… why has Crohn’s Disease increased five-fold in Scottish children over the last 35 years?
The nature of the bacterial presence in the gut and its associated importance in health is well documented. Scientists have been referring to ‘good bacteria’ and ‘bad bacteria’, and health food shops have jumped on this band wagon. However, nature is not always necessarily so black and white. Workers at the University of Aberdeen say that a bug thought to be one of the ‘good bacteria’ in our gut may actually have a role in the development of a bowel disorder that is on the rise in Scotland.
The work may help to answer the question: why has Crohn’s Disease increased five-fold in Scottish children over the last 35 years?
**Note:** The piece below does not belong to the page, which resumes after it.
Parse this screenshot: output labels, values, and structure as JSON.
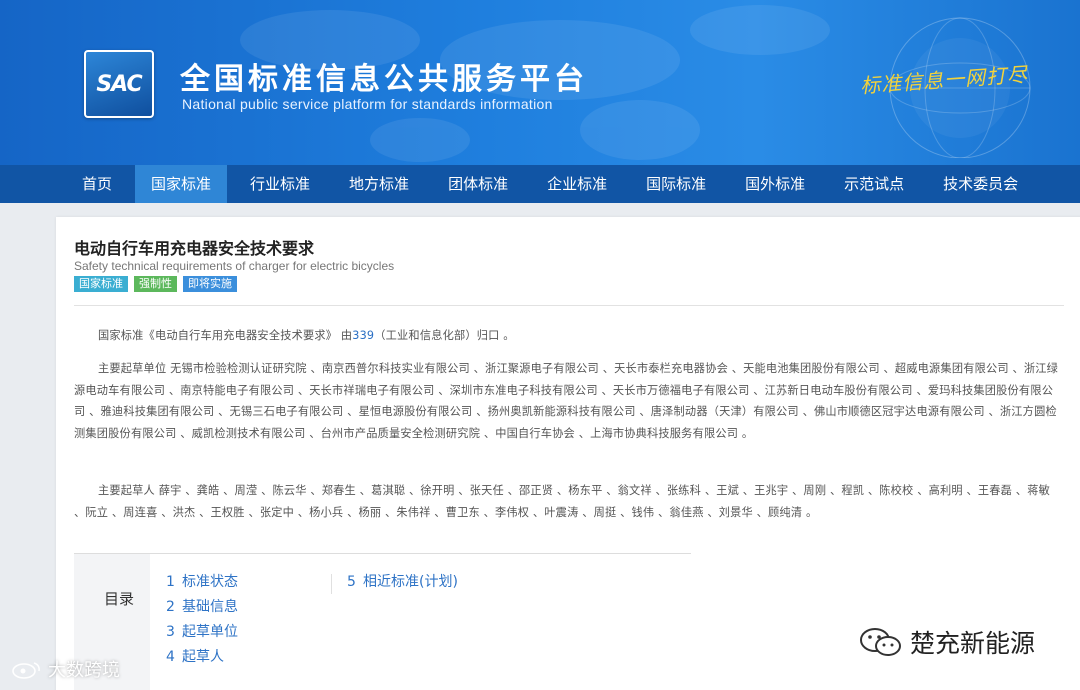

The study funded by Chief Scientist Office and also CICRA - Crohn’s In Childhood Research Association- found significantly high levels of Faecalibacterium prausnitizii in the colon of children with Crohn’s disease. This bug, which is one of the most common found in the gut, up until now has been associated with Crohn’s disease but in a ‘protective’ way, because other studies have found it in low levels in patients with Crohn’s, and because it has anti-inflammatory properties.
The findings have surprised scientists because it goes against current thinking. However they stress more research is needed intoF. prausnitzii before they really understand the part the bug may play in the disorder, which has increased five-fold in Scottish children over the last 35 years.
Dr Richard Hansen, the study co-ordinator for the work just published in the American Journal of Gastroenterology says, “There is a lot of research into inflammatory bowel disease but much of that has focused on Crohn’s disease and ulcerative colitis in adults.”
The workers were surprised to see a significant increase in the bacterium Faecalibacterium prausnitzii in children with Crohn’s disease. Other studies of patients with Crohn’s disease have reported a reduction in levels of this bug which supports current thinking that it is somehow protective. The finding suggests that this particular bug may not always be a ‘good’ bacterium and may actually contribute to the development of the disease.”
Dr Hansen added: “We now plan to carry out a further study to look at Faecalibacterium prausnitzii specifically and to relate this to a liquid diet treatment that is commonly used to treat Crohn’s disease in children. We also need to understand more about how to restore and retain the normal bacterial communities within the gut.”